“One individual studied well, and thoughtfully, might enable you to draw conclusions that apply to the entire human species.”
-David Roberts, Professor of Surgery and Neurology at Dartmouth-Hitchcock Medical Center
The fascinating story of the split-brain patient dates back to the 1940’s. You might rightfully ask: “What is a split-brain patient?”
Split-brain patients are individuals who have been plagued by intractable epilepsy — so much so that they were willing to undergo split-brain surgery, which is essentially a procedure that severs the connections between the left and right hemispheres of the brain. This surgical procedure was meant to prevent the spread of seizure activity from its site of origin, thereby controlling the occurrence of debilitating epileptic seizures. The procedure is also known as a corpus callosotomy because the anatomical structure that connects the two hemispheres of our brains is called the corpus callosum, the so-called highway system of information transfer in the brain.
“It was a total shot in the dark.”
– Michael Gazzaniga
The first group that investigated these patients in the 1940’s claimed that there were no significant cognitive or behavioral impairments as a result of split-brain surgery. Fast forward to the 1960’s and along came Michael Gazzaniga, a driven young student at Dartmouth. During his junior year, a Scientific American article on how nerves grow piqued Gazzaniga’s interest, so he wrote a letter to the author, the one and only Roger Sperry, one of the biggest names in neurobiology. In his letter, Gazzaniga inquired about research opportunities — a move he now refers to as a “shot in the dark” — and landed an NSF summer fellowship at Caltech.

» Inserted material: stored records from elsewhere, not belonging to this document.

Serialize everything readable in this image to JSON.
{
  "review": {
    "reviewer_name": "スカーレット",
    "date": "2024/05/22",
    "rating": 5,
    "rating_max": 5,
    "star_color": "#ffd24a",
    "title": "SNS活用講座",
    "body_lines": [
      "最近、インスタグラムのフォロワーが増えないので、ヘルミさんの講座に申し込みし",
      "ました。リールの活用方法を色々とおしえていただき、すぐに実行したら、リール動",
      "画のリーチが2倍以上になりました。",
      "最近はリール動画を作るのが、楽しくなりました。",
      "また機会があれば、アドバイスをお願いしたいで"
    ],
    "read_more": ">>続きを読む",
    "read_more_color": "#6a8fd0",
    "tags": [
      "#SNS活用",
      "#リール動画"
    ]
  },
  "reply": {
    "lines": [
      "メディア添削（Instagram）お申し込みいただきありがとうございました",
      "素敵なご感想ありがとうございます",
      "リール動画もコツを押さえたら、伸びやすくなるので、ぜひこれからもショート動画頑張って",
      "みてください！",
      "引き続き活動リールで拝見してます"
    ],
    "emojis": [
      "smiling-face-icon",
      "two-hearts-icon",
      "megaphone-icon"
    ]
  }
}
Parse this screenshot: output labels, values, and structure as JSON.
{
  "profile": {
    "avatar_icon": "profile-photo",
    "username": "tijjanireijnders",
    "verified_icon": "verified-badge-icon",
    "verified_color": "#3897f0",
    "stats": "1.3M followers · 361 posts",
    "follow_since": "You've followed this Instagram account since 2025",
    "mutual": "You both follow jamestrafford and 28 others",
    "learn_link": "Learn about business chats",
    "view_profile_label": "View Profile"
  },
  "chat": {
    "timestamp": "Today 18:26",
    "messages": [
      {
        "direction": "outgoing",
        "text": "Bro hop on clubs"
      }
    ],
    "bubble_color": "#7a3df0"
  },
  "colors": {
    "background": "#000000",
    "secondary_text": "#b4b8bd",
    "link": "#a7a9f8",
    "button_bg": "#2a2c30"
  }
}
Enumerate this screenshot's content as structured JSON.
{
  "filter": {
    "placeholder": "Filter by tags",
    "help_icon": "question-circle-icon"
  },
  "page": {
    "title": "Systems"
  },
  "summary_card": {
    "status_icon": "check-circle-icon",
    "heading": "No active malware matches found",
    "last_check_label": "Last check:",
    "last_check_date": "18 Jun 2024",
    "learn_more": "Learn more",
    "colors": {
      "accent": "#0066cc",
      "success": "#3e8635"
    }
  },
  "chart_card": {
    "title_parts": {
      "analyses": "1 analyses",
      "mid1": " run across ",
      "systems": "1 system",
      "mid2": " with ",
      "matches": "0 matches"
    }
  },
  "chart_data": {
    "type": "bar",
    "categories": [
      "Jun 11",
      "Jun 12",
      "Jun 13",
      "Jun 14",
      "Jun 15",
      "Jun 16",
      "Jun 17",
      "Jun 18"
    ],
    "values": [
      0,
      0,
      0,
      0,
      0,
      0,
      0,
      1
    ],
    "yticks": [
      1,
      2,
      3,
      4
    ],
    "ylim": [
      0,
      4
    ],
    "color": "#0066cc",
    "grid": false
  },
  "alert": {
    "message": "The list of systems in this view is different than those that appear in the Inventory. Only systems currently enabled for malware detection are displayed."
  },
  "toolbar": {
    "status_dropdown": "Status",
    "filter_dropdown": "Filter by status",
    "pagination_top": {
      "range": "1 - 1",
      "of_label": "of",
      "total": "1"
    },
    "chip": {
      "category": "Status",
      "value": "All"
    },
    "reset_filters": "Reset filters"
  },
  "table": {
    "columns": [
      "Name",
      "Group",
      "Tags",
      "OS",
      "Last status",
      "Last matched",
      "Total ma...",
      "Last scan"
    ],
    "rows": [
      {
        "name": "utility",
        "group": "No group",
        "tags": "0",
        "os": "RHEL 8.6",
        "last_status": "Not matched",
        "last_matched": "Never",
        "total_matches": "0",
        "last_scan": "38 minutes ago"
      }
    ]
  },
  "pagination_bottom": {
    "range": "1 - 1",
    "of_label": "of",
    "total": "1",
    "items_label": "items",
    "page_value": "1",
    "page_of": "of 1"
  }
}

Gazzaniga as a student at Caltech in 1963
Sperry’s group at Caltech had been studying split-brain rats, cats, and monkeys for some time, and were observing dramatic effects on behavior, which raised a huge question mark in their minds about why earlier assessments of split-brain humans had not revealed significant post-surgical differences. They hypothesized that surgeries done in the 1940’s had not severed the corpus callosum and anterior commissure completely. Gazzaniga was thus tasked with coming up with novel and better ways of testing split-brain patients. So he did…
And his findings introduced the notion of functional lateralization to the field of neuroscience:
When split-brain patients were presented with visual information (such as an object or a word) in their right visual field, they were able to verbally identify the stimulus. Interestingly, if visual information was presented in their left visual field, patients were unable to do so — in fact they would typically say, “I don’t know.” To understand this phenomenon we must recall the following generalizations:
- Information in the right visual field is known to be processed by the left hemisphere, and information in the left visual field is known to be processed by the right hemisphere (see above figure).
- Certain aspects of language are known to predominantly reside in the left hemisphere of the brain.
From his observations, Gazzaniga came to the conclusion that split-brain patients were unable to verbally identify stimuli presented in their left visual field because, though the information would travel to the right hemisphere, it would not be transferred to the left hemisphere where ‘language resides’ due to the severed connection between the two hemispheres.
There is a twist however. Patients who stated that they “did not know” what the stimuli presented in their right visual field was were able to draw what they saw with their left hand. These observations along with many many follow-up studies testing for part-whole relations, apparent motion detection, mental rotation, mirror image discrimination, etc. led to the idea that there is perhaps a right hemisphere dominance for visuospatial processing. These ideas are not meant to be mutually exclusive for one hemisphere or the other. In fact, one patient clearly demonstrates that certain aspects of language, such as spelling, can also reside in the right hemisphere: P.S., a teenager split-brain patient, was asked “Who is your favorite girlfriend?” with the word ‘girlfriend’ flashing only in his left visual field. He was unable to answer the question verbally because the information remained in his right hemisphere; however his left hand (controlled by the right hemisphere) was able to select Scrabble letters and align them to spell’L-I-Z.’
Split-brain patients were the key to studying the functions of the two hemispheres independently, and Gazzaniga recognized the value in capitalizing on what this unique patient population had to offer to the advancement of neuroscience. Among his many accomplishments are serving on the President’s Council on Bioethics between 2001-09, basically founding the field of cognitive neuroscience with fellow psychologist/linguist George A. Miller, and being awarded the Guggenheim Fellowship for Natural Sciences. Come hear him talk on lessons learned from split-brain research this Tuesday, January 12 at 4 pm.
Ege A. Yalcinbas is a first-year student in the neurosciences graduate program currently rotating in Dr. Chalasani’s lab. Michael Gazzaniga was one of the first neuroscientists she read about in high school so she is excited to fangirl him at his talk on Tuesday.